# [Required work]
Among the lines below, some may contain the string "icon". Say how many do, and give nothing besides the number.

(Items from an interface collection)
★ ★ ★
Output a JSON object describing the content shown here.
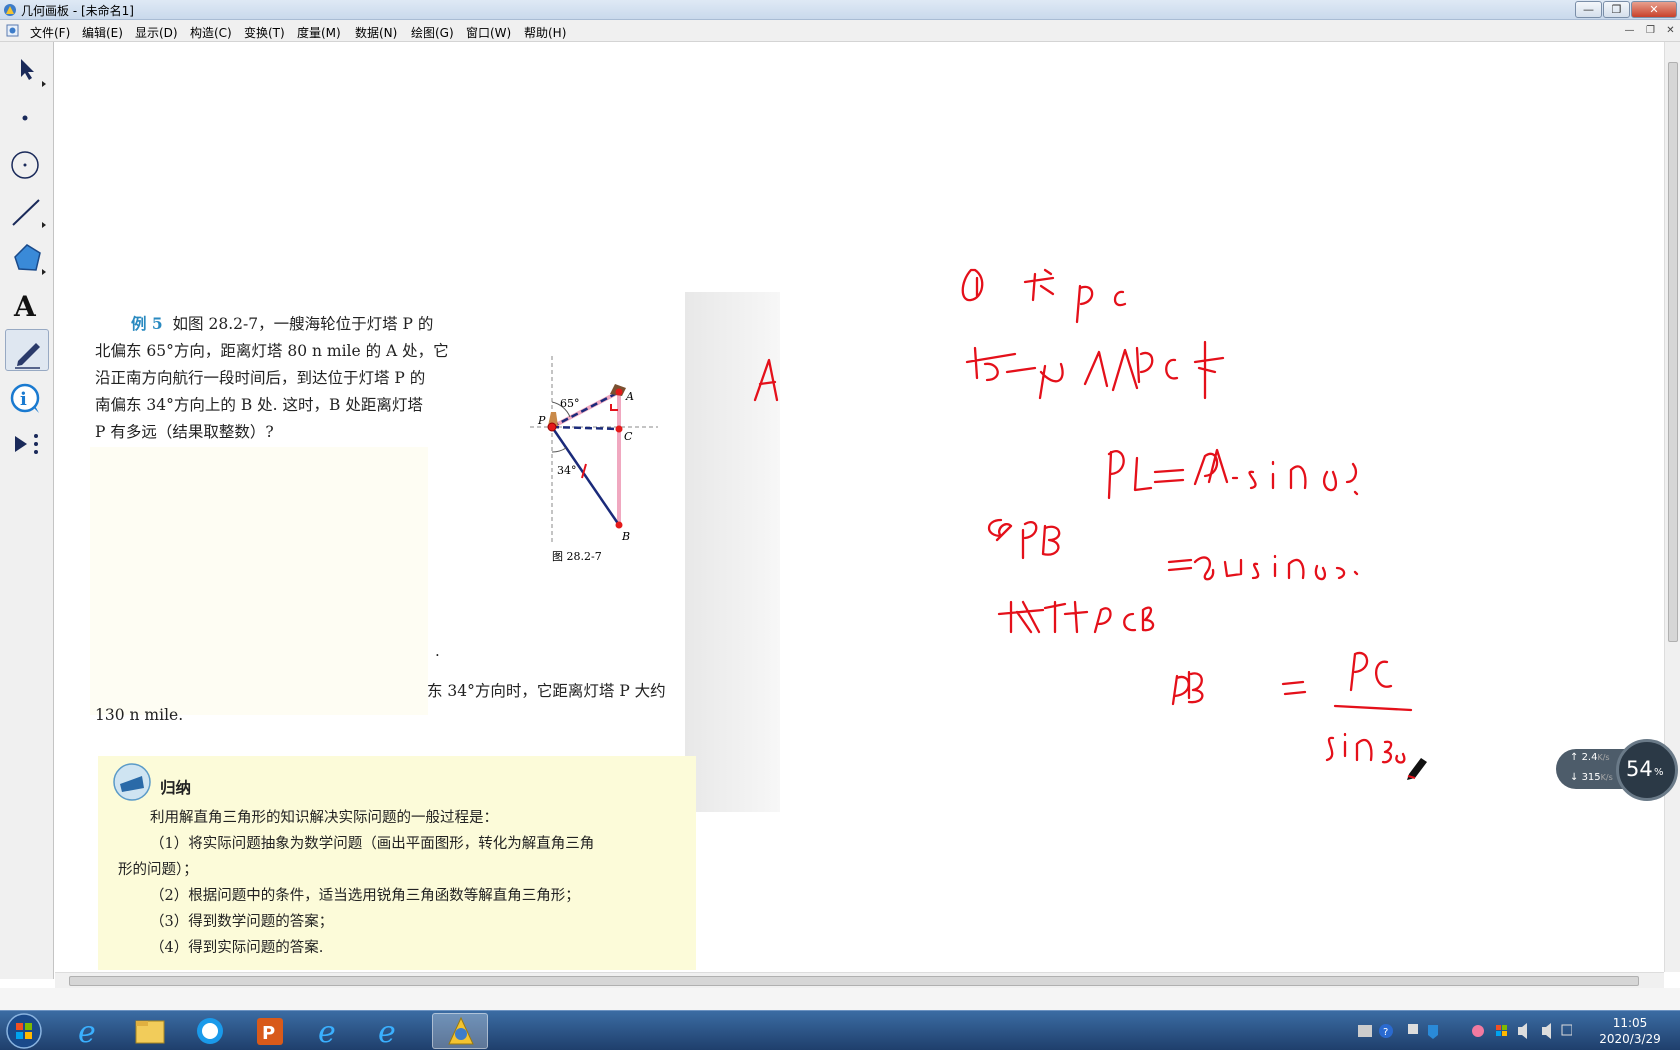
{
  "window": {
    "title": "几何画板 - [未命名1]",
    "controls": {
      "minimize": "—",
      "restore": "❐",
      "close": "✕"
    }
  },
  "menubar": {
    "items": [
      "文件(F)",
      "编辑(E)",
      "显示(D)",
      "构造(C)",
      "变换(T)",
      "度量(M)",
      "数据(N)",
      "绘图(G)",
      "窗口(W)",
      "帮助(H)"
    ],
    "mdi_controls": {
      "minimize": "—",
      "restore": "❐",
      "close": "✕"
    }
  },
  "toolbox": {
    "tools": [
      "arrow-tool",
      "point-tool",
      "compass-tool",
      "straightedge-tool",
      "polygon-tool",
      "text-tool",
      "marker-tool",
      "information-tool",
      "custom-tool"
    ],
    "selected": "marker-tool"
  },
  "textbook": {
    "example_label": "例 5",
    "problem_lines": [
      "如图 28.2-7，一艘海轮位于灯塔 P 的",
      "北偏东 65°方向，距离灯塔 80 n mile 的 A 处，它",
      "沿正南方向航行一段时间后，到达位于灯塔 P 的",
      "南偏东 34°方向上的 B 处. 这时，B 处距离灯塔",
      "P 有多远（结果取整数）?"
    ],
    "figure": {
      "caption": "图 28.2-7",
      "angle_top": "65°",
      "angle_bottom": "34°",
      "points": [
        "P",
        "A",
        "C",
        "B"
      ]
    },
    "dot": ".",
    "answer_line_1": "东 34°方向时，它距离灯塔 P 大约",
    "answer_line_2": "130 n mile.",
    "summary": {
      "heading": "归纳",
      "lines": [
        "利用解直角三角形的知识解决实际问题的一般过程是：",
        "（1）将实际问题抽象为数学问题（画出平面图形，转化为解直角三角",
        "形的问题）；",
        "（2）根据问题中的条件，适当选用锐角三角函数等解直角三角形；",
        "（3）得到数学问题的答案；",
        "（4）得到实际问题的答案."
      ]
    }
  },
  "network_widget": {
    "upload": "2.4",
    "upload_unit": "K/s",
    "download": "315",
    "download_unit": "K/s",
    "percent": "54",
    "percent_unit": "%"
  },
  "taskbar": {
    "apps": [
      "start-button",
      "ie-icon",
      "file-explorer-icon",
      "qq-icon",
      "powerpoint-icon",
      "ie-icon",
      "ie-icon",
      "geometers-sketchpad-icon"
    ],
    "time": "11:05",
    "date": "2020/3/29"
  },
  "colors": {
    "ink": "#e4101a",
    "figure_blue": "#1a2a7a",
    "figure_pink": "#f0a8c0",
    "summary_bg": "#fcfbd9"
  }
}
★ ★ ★
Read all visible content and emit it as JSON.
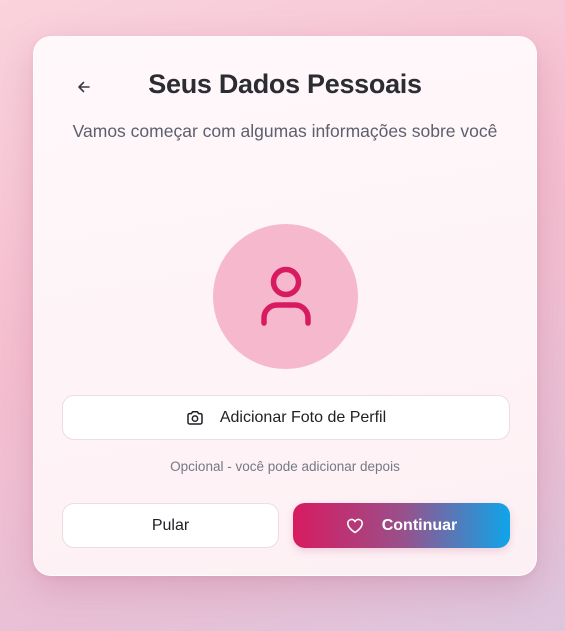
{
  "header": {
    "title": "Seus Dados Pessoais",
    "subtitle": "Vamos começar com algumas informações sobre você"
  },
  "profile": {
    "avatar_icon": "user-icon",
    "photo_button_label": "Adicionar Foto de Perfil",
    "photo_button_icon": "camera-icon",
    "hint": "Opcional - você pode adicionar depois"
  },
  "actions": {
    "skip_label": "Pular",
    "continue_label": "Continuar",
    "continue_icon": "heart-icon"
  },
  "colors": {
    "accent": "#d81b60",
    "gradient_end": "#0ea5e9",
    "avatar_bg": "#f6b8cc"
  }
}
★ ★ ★
# [Answer area]
10